make whole call provision

Hi, I’m new to this forum and I need help with a make whole call provison. I wonder how this provision works. this provision works like a call option, or may vary in different cases. it has to be define in the indenture? Thank you for help

A stipulation in a bond indenture that permits the borrower to redeem a bond prior to maturity by making a lump-sum payment equal to the present value of future interest payments that will not be paid because of the early call. The provision makes the bondholder whole by providing compensation for interest payments that are missed because of an early redemption. It must be clearly defined in the indenture.

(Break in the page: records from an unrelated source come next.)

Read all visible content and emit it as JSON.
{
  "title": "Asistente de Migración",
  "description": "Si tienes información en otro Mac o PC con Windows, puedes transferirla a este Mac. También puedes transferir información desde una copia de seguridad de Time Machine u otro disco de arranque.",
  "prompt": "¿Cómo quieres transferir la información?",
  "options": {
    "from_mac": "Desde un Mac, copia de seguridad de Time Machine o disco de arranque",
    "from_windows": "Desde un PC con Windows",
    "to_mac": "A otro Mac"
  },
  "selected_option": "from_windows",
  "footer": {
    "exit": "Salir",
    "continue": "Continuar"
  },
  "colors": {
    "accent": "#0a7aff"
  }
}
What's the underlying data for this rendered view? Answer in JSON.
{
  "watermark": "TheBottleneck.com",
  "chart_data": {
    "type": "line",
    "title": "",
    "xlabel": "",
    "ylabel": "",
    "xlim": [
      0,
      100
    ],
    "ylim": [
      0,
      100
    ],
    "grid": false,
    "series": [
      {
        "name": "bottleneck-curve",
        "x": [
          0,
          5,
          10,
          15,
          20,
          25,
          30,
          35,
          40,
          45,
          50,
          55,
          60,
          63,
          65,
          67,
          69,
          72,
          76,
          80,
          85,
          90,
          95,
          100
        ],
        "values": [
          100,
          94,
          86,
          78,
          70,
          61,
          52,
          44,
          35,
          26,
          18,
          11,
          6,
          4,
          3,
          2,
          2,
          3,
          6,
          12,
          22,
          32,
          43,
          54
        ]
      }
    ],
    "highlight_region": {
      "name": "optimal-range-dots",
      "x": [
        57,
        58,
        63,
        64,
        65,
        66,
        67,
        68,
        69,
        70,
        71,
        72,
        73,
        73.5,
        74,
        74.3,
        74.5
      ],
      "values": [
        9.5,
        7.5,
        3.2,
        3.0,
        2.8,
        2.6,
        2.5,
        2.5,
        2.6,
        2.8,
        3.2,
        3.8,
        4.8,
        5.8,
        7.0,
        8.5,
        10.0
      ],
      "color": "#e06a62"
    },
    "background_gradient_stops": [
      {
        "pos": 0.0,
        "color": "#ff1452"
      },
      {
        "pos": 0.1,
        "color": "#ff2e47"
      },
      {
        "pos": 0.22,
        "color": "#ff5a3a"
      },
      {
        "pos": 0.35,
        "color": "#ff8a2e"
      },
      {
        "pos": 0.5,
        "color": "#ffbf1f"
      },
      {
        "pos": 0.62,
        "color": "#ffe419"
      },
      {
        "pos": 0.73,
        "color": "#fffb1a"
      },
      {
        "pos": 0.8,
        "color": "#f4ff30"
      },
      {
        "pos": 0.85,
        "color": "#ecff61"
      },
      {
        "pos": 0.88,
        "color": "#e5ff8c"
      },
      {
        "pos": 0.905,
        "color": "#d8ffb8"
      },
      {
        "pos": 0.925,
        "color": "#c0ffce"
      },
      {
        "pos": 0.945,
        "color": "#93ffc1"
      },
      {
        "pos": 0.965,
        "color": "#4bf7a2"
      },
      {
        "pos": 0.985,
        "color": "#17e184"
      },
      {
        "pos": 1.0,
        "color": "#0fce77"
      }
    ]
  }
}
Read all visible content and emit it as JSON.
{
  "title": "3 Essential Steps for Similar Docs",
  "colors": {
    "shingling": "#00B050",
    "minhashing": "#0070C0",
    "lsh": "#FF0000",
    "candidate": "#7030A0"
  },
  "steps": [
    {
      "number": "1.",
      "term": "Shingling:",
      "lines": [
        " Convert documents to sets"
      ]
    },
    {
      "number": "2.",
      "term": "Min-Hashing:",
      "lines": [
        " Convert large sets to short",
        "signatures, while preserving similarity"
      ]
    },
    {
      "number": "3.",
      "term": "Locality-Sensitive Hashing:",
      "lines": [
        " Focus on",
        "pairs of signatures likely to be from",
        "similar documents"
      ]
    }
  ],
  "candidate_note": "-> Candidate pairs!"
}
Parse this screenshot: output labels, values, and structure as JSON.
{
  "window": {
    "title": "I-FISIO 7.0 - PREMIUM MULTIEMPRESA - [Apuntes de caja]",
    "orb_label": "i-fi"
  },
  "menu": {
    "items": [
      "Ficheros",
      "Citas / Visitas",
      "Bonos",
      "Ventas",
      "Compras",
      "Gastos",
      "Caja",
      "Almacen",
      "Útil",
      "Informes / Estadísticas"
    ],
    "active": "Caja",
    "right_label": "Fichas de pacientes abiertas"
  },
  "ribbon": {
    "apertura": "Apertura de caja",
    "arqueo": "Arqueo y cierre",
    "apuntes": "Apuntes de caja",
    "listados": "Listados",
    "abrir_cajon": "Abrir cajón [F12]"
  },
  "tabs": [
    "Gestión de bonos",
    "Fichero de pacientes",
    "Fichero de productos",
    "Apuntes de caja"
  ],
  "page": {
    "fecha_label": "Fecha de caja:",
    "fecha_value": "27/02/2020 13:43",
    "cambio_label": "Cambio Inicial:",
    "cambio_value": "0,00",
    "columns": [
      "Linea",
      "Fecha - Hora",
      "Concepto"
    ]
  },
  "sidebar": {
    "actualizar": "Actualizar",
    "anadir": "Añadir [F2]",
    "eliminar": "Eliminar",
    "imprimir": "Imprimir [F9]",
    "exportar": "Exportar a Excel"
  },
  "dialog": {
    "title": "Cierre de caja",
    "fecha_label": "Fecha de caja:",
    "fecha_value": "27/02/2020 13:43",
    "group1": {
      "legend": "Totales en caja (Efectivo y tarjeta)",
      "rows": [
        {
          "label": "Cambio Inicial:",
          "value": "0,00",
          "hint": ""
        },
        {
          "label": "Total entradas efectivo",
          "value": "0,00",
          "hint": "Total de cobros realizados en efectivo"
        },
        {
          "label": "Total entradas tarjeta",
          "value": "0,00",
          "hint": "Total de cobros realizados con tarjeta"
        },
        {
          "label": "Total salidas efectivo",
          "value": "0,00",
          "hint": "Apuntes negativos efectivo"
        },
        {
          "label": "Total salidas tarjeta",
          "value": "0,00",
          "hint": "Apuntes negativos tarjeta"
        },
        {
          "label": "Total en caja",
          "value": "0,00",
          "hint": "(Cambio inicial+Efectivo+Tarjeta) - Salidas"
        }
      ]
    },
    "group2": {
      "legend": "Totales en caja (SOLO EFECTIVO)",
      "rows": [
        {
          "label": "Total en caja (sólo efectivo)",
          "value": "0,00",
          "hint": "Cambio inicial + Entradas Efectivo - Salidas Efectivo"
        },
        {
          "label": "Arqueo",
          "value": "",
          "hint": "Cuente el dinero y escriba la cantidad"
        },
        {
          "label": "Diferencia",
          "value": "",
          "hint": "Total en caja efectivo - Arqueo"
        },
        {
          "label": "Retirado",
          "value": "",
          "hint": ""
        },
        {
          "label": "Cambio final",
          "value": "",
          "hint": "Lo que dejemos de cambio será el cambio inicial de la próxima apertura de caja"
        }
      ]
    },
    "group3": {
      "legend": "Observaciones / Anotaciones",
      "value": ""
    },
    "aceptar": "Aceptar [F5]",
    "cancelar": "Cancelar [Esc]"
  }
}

Lets do an example. Look at ORCL 4.95 4/15/2013. Bonds were issued 04/09/2008 at 5YR+220 with a make whole call at +35. What this means is that at any time, Oracle could call the bond at the price corresponding to the benchmark treasury, which is T 2.5 03/13 + 35 bps. This would be a terrible deal for the issuer in most markets as the make whole call is often a price signficantly above market. However, with tight spreads and a upward sloping yield curve, the MHC can become signifcant. For instance, this bond currently trades, maybe +40/+35. The offer side is right about where the issuer has a MHC. Some issues have been called at wider spread/lower price than offer side

The idea is to discount the cash flows at an artificially low rate to increase the call price regardless of general interest rate movement. Think of a bank that buys “bonds” as a business (aka it makes loans). In a declining rate environment an issuer (the client) has an incentive to call the bonds and refinance. This leaves the bank with a pile of money they have to put back to work in the lower rate environment. Make whole attempts to compensate them for this risk or prevent the prepay altogether. 1morelevel: have you seen a case in real life where a make whole call was advantageous to the issuer? I’ve never seen one called with MW but I imagine it’d be motivated by something other than the cost/benefit analysis of the bonds themselves. I suppose if spreads were tight it could make sense as a stand alone decision. edited for spelling